^
Keep Dallas Observer Free
4
| Crime |

Texas' Cobbled Together Supply of Execution Drugs Works Just Fine

Turns out, Michael John Yowell had nothing to worry about. A week after filing a federal lawsuit to delay his execution on the grounds that the state's custom-made supply of pentobarbital, ordered hastily from a Houston-area compounding pharmacy last month, might cause an unconstitutional amount of suffering, the 43-year-old convicted murderer slipped away quietly with little or no apparent agony.

Here's how Yowell's hometown paper, the Lubbock Avalanche-Journal, described the scene.

The lethal dose of pentobarbital, also known as Nembutal, was injected into the intravenous catheters at 6:52 p.m.

Shortly after that, Yowell appeared to struggle for breath several times before settling into sleep, inhaling and snoring eight times before his audible breathing stopped.

Yowell, 43, became pale.

A prison physician checked for pulse and breathing and made the pronouncement of death.

Yowell's reaction to the drug was similar to the 23 other Texas inmates put to death since last year when the state began using pentobarbital as the lone lethal drug for executions.

See also: Pharmacy Owner Having Second Thoughts About Being Texas' Only Supplier of Execution Drug

Not that some wouldn't have wanted Yowell to suffer a bit more. He brutally murdered both his parents in 1998, shooting his father in the forehead and strangling his mother with a lamp cord on the day before mother's day. Then, he blew up the house by opening a natural gas line, killing his grandmother, whom he'd locked in a bedroom.

I Support
  • Local
  • Community
  • Journalism
  • logo

Support the independent voice of Dallas and help keep the future of Dallas Observer free.

See also: Douglas Feldman, the Plano Terminator, Lived and Died an Evil Bastard

But pentobarbital is the Supreme Court-approved execution drug of choice in Texas. Use of the compounded version was approved by a U.S. District Judge. The U.S. Supreme Court rejected a last-minute appeal.

The question now becomes what happens once Texas exhausts its current supply of pentobarbital. The Woodlands Compounding Pharmacy, which finds itself in the middle of a public-relations debacle, is unlikely to provide any more, nor is anyone else particularly eager to provide Texas with execution drugs.

Perhaps if the state can convince The Woodlands Compounding Pharmacy owner Dr. Jasper Lovoi that he can tout the effectiveness of his pentobarbital as a testament to his skills as a pharmacist, he'll change his mind.
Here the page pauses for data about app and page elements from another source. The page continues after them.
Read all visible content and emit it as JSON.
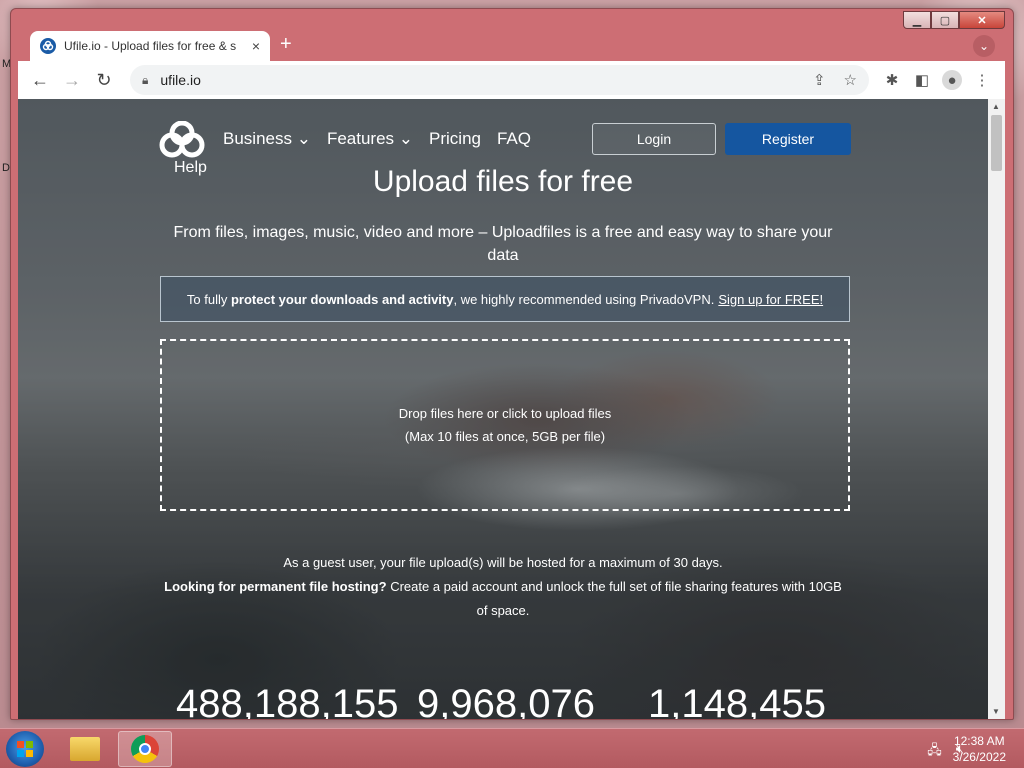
{
  "desktop": {
    "letters": [
      "M",
      "D"
    ]
  },
  "browser": {
    "tab_title": "Ufile.io - Upload files for free & s",
    "tab_close": "×",
    "new_tab": "+",
    "url": "ufile.io"
  },
  "site": {
    "help": "Help",
    "nav": [
      {
        "label": "Business ⌄"
      },
      {
        "label": "Features ⌄"
      },
      {
        "label": "Pricing"
      },
      {
        "label": "FAQ"
      }
    ],
    "login": "Login",
    "register": "Register",
    "title": "Upload files for free",
    "subtitle": "From files, images, music, video and more – Uploadfiles is a free and easy way to share your data",
    "vpn": {
      "prefix": "To fully",
      "bold": "protect your downloads and activity",
      "middle": ", we highly recommended using PrivadoVPN.",
      "link": "Sign up for FREE!"
    },
    "drop": {
      "line1": "Drop files here or click to upload files",
      "line2": "(Max 10 files at once, 5GB per file)"
    },
    "guest_line": "As a guest user, your file upload(s) will be hosted for a maximum of 30 days.",
    "perm_bold": "Looking for permanent file hosting?",
    "perm_text": "Create a paid account and unlock the full set of file sharing features with 10GB of space.",
    "stats": [
      "488,188,155",
      "9,968,076",
      "1,148,455"
    ]
  },
  "taskbar": {
    "time": "12:38 AM",
    "date": "3/26/2022"
  }
}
Keep the Dallas Observer Free... Since we started the Dallas Observer, it has been defined as the free, independent voice of Dallas, and we would like to keep it that way. Offering our readers free access to incisive coverage of local news, food and culture. Producing stories on everything from political scandals to the hottest new bands, with gutsy reporting, stylish writing, and staffers who've won everything from the Society of Professional Journalists' Sigma Delta Chi feature-writing award to the Casey Medal for Meritorious Journalism. But with local journalism's existence under siege and advertising revenue setbacks having a larger impact, it is important now more than ever for us to rally support behind funding our local journalism. You can help by participating in our "I Support" membership program, allowing us to keep covering Dallas with no paywalls.
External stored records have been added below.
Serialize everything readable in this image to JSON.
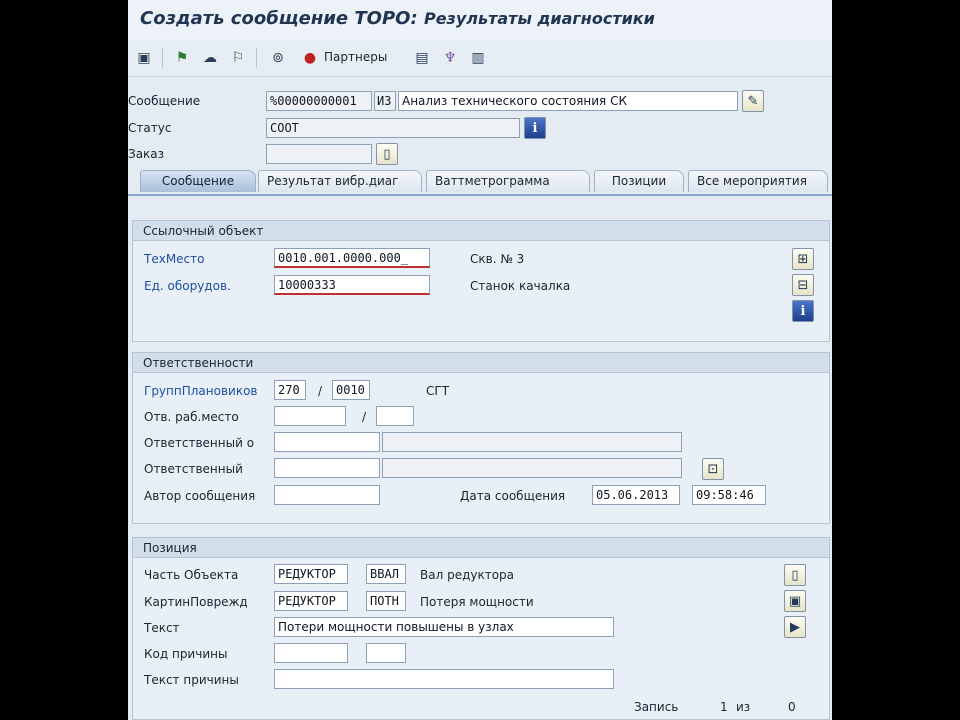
{
  "window": {
    "title_main": "Создать сообщение ТОРО:",
    "title_sub": "Результаты диагностики"
  },
  "toolbar": {
    "partners_label": "Партнеры"
  },
  "header": {
    "message_label": "Сообщение",
    "message_number": "%00000000001",
    "message_type": "ИЗ",
    "message_text": "Анализ технического состояния СК",
    "status_label": "Статус",
    "status_value": "СООТ",
    "order_label": "Заказ",
    "order_value": ""
  },
  "tabs": [
    {
      "label": "Сообщение",
      "active": true
    },
    {
      "label": "Результат вибр.диаг"
    },
    {
      "label": "Ваттметрограмма"
    },
    {
      "label": "Позиции"
    },
    {
      "label": "Все мероприятия"
    }
  ],
  "reference": {
    "title": "Ссылочный объект",
    "techplace_label": "ТехМесто",
    "techplace_value": "0010.001.0000.000_",
    "techplace_desc": "Скв. № 3",
    "equipment_label": "Ед. оборудов.",
    "equipment_value": "10000333",
    "equipment_desc": "Станок качалка"
  },
  "responsibility": {
    "title": "Ответственности",
    "planner_label": "ГруппПлановиков",
    "planner_group": "270",
    "planner_plant": "0010",
    "planner_desc": "СГТ",
    "workcenter_label": "Отв. раб.место",
    "workcenter_value": "",
    "workcenter_plant": "",
    "resp_o_label": "Ответственный о",
    "resp_label": "Ответственный",
    "author_label": "Автор сообщения",
    "author_value": "",
    "date_label": "Дата сообщения",
    "date_value": "05.06.2013",
    "time_value": "09:58:46"
  },
  "position": {
    "title": "Позиция",
    "object_part_label": "Часть Объекта",
    "object_part_code": "РЕДУКТОР",
    "object_part_subcode": "ВВАЛ",
    "object_part_desc": "Вал редуктора",
    "damage_label": "КартинПоврежд",
    "damage_code": "РЕДУКТОР",
    "damage_subcode": "ПОТН",
    "damage_desc": "Потеря мощности",
    "text_label": "Текст",
    "text_value": "Потери мощности повышены в узлах",
    "cause_code_label": "Код причины",
    "cause_text_label": "Текст причины",
    "record_label": "Запись",
    "record_current": "1",
    "record_of": "из",
    "record_total": "0"
  }
}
We use cookies to collect and analyze information on site performance and usage, and to enhance and customize content and advertisements. By clicking 'X' or continuing to use the site, you agree to allow cookies to be placed. To find out more, visit our cookies policy and our privacy policy.

 

Join the Observer community and help support independent local journalism in Dallas.

 

Join the Observer community and help support independent local journalism in Dallas.